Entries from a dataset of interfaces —
================
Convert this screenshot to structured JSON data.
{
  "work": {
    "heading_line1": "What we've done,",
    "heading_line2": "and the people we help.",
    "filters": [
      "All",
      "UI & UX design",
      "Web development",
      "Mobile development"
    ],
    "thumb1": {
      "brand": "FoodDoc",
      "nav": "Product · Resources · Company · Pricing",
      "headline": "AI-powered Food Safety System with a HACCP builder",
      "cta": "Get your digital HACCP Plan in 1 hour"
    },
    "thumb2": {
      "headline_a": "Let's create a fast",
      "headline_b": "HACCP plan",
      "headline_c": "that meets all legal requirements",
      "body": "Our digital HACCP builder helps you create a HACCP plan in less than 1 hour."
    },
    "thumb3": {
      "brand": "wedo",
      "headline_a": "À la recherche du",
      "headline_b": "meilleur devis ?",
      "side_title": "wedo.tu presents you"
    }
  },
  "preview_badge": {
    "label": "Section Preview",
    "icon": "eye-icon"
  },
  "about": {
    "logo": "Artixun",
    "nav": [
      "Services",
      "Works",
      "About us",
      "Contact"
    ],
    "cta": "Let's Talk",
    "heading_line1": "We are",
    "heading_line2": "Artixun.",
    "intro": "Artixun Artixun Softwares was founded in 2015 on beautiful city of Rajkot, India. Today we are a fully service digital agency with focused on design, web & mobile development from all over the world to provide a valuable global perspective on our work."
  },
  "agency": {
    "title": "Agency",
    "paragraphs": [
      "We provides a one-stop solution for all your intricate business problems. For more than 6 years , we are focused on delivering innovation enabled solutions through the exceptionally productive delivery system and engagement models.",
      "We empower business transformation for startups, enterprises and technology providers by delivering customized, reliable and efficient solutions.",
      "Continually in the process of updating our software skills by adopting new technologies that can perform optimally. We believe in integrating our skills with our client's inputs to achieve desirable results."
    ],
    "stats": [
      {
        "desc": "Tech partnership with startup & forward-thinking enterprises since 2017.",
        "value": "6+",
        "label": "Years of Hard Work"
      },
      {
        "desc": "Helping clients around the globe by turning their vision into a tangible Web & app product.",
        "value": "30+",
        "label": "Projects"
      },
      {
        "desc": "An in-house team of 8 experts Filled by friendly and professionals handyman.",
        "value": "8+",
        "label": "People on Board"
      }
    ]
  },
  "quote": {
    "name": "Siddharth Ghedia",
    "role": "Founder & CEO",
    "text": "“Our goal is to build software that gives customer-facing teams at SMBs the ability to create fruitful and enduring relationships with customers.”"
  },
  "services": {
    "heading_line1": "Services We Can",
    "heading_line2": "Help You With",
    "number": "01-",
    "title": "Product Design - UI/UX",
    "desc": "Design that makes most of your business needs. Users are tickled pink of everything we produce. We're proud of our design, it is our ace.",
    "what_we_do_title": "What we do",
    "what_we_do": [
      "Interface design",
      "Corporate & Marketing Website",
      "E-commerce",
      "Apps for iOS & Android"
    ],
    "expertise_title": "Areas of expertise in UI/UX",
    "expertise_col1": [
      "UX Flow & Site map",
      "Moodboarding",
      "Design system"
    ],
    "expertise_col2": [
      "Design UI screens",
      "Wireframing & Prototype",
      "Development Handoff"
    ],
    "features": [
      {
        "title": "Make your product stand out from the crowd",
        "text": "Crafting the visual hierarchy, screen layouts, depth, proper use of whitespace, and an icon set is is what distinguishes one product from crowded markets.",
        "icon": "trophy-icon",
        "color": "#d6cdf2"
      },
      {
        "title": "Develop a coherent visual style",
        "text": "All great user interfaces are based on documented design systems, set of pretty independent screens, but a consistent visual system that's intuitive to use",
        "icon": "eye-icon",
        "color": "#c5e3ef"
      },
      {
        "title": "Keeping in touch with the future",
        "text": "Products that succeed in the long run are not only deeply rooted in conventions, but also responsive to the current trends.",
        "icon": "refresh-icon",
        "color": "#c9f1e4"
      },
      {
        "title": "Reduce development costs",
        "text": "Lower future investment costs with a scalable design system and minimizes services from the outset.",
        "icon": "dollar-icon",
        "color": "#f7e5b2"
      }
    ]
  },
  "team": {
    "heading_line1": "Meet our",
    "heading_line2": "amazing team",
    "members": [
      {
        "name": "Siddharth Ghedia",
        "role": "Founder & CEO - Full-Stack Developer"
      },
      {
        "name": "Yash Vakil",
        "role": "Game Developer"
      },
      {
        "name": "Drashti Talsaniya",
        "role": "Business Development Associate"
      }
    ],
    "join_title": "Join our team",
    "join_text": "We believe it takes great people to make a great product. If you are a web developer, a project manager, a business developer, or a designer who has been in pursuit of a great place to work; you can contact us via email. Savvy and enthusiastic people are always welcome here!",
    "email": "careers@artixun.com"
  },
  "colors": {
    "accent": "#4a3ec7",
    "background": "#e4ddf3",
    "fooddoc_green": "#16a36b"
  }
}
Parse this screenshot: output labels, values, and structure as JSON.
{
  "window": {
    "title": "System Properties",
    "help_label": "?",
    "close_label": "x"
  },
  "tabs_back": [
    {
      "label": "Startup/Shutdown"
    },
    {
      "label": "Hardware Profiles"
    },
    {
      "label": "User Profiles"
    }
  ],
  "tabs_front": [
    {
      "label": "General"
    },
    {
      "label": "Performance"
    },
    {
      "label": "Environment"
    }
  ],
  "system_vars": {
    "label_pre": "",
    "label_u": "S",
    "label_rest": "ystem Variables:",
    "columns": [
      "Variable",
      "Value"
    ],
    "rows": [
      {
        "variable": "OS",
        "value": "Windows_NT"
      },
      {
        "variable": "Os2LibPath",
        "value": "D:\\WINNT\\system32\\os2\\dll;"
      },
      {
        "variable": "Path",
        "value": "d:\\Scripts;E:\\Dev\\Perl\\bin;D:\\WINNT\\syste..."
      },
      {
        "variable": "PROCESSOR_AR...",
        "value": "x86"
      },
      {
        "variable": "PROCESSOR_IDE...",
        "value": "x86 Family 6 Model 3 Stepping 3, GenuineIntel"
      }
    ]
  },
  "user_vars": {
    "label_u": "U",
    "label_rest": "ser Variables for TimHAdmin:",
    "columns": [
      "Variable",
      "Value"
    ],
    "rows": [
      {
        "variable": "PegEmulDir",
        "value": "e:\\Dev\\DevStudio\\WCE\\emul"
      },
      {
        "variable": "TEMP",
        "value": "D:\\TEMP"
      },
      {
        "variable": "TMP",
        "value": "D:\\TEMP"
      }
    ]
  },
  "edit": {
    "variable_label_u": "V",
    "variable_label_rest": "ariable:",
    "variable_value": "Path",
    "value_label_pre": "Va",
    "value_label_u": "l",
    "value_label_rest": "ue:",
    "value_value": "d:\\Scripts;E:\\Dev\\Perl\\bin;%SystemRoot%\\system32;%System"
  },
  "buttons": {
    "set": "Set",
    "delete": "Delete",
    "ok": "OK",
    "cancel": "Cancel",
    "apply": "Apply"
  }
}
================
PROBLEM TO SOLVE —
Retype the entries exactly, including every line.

TASK SOLUTION —
Convert this screenshot to structured JSON data.
{
  "work": {
    "heading_line1": "What we've done,",
    "heading_line2": "and the people we help.",
    "filters": [
      "All",
      "UI & UX design",
      "Web development",
      "Mobile development"
    ],
    "thumb1": {
      "brand": "FoodDoc",
      "nav": "Product · Resources · Company · Pricing",
      "headline": "AI-powered Food Safety System with a HACCP builder",
      "cta": "Get your digital HACCP Plan in 1 hour"
    },
    "thumb2": {
      "headline_a": "Let's create a fast",
      "headline_b": "HACCP plan",
      "headline_c": "that meets all legal requirements",
      "body": "Our digital HACCP builder helps you create a HACCP plan in less than 1 hour."
    },
    "thumb3": {
      "brand": "wedo",
      "headline_a": "À la recherche du",
      "headline_b": "meilleur devis ?",
      "side_title": "wedo.tu presents you"
    }
  },
  "preview_badge": {
    "label": "Section Preview",
    "icon": "eye-icon"
  },
  "about": {
    "logo": "Artixun",
    "nav": [
      "Services",
      "Works",
      "About us",
      "Contact"
    ],
    "cta": "Let's Talk",
    "heading_line1": "We are",
    "heading_line2": "Artixun.",
    "intro": "Artixun Artixun Softwares was founded in 2015 on beautiful city of Rajkot, India. Today we are a fully service digital agency with focused on design, web & mobile development from all over the world to provide a valuable global perspective on our work."
  },
  "agency": {
    "title": "Agency",
    "paragraphs": [
      "We provides a one-stop solution for all your intricate business problems. For more than 6 years , we are focused on delivering innovation enabled solutions through the exceptionally productive delivery system and engagement models.",
      "We empower business transformation for startups, enterprises and technology providers by delivering customized, reliable and efficient solutions.",
      "Continually in the process of updating our software skills by adopting new technologies that can perform optimally. We believe in integrating our skills with our client's inputs to achieve desirable results."
    ],
    "stats": [
      {
        "desc": "Tech partnership with startup & forward-thinking enterprises since 2017.",
        "value": "6+",
        "label": "Years of Hard Work"
      },
      {
        "desc": "Helping clients around the globe by turning their vision into a tangible Web & app product.",
        "value": "30+",
        "label": "Projects"
      },
      {
        "desc": "An in-house team of 8 experts Filled by friendly and professionals handyman.",
        "value": "8+",
        "label": "People on Board"
      }
    ]
  },
  "quote": {
    "name": "Siddharth Ghedia",
    "role": "Founder & CEO",
    "text": "“Our goal is to build software that gives customer-facing teams at SMBs the ability to create fruitful and enduring relationships with customers.”"
  },
  "services": {
    "heading_line1": "Services We Can",
    "heading_line2": "Help You With",
    "number": "01-",
    "title": "Product Design - UI/UX",
    "desc": "Design that makes most of your business needs. Users are tickled pink of everything we produce. We're proud of our design, it is our ace.",
    "what_we_do_title": "What we do",
    "what_we_do": [
      "Interface design",
      "Corporate & Marketing Website",
      "E-commerce",
      "Apps for iOS & Android"
    ],
    "expertise_title": "Areas of expertise in UI/UX",
    "expertise_col1": [
      "UX Flow & Site map",
      "Moodboarding",
      "Design system"
    ],
    "expertise_col2": [
      "Design UI screens",
      "Wireframing & Prototype",
      "Development Handoff"
    ],
    "features": [
      {
        "title": "Make your product stand out from the crowd",
        "text": "Crafting the visual hierarchy, screen layouts, depth, proper use of whitespace, and an icon set is is what distinguishes one product from crowded markets.",
        "icon": "trophy-icon",
        "color": "#d6cdf2"
      },
      {
        "title": "Develop a coherent visual style",
        "text": "All great user interfaces are based on documented design systems, set of pretty independent screens, but a consistent visual system that's intuitive to use",
        "icon": "eye-icon",
        "color": "#c5e3ef"
      },
      {
        "title": "Keeping in touch with the future",
        "text": "Products that succeed in the long run are not only deeply rooted in conventions, but also responsive to the current trends.",
        "icon": "refresh-icon",
        "color": "#c9f1e4"
      },
      {
        "title": "Reduce development costs",
        "text": "Lower future investment costs with a scalable design system and minimizes services from the outset.",
        "icon": "dollar-icon",
        "color": "#f7e5b2"
      }
    ]
  },
  "team": {
    "heading_line1": "Meet our",
    "heading_line2": "amazing team",
    "members": [
      {
        "name": "Siddharth Ghedia",
        "role": "Founder & CEO - Full-Stack Developer"
      },
      {
        "name": "Yash Vakil",
        "role": "Game Developer"
      },
      {
        "name": "Drashti Talsaniya",
        "role": "Business Development Associate"
      }
    ],
    "join_title": "Join our team",
    "join_text": "We believe it takes great people to make a great product. If you are a web developer, a project manager, a business developer, or a designer who has been in pursuit of a great place to work; you can contact us via email. Savvy and enthusiastic people are always welcome here!",
    "email": "careers@artixun.com"
  },
  "colors": {
    "accent": "#4a3ec7",
    "background": "#e4ddf3",
    "fooddoc_green": "#16a36b"
  }
}
Parse this screenshot: output labels, values, and structure as JSON.
{
  "window": {
    "title": "System Properties",
    "help_label": "?",
    "close_label": "x"
  },
  "tabs_back": [
    {
      "label": "Startup/Shutdown"
    },
    {
      "label": "Hardware Profiles"
    },
    {
      "label": "User Profiles"
    }
  ],
  "tabs_front": [
    {
      "label": "General"
    },
    {
      "label": "Performance"
    },
    {
      "label": "Environment"
    }
  ],
  "system_vars": {
    "label_pre": "",
    "label_u": "S",
    "label_rest": "ystem Variables:",
    "columns": [
      "Variable",
      "Value"
    ],
    "rows": [
      {
        "variable": "OS",
        "value": "Windows_NT"
      },
      {
        "variable": "Os2LibPath",
        "value": "D:\\WINNT\\system32\\os2\\dll;"
      },
      {
        "variable": "Path",
        "value": "d:\\Scripts;E:\\Dev\\Perl\\bin;D:\\WINNT\\syste..."
      },
      {
        "variable": "PROCESSOR_AR...",
        "value": "x86"
      },
      {
        "variable": "PROCESSOR_IDE...",
        "value": "x86 Family 6 Model 3 Stepping 3, GenuineIntel"
      }
    ]
  },
  "user_vars": {
    "label_u": "U",
    "label_rest": "ser Variables for TimHAdmin:",
    "columns": [
      "Variable",
      "Value"
    ],
    "rows": [
      {
        "variable": "PegEmulDir",
        "value": "e:\\Dev\\DevStudio\\WCE\\emul"
      },
      {
        "variable": "TEMP",
        "value": "D:\\TEMP"
      },
      {
        "variable": "TMP",
        "value": "D:\\TEMP"
      }
    ]
  },
  "edit": {
    "variable_label_u": "V",
    "variable_label_rest": "ariable:",
    "variable_value": "Path",
    "value_label_pre": "Va",
    "value_label_u": "l",
    "value_label_rest": "ue:",
    "value_value": "d:\\Scripts;E:\\Dev\\Perl\\bin;%SystemRoot%\\system32;%System"
  },
  "buttons": {
    "set": "Set",
    "delete": "Delete",
    "ok": "OK",
    "cancel": "Cancel",
    "apply": "Apply"
  }
}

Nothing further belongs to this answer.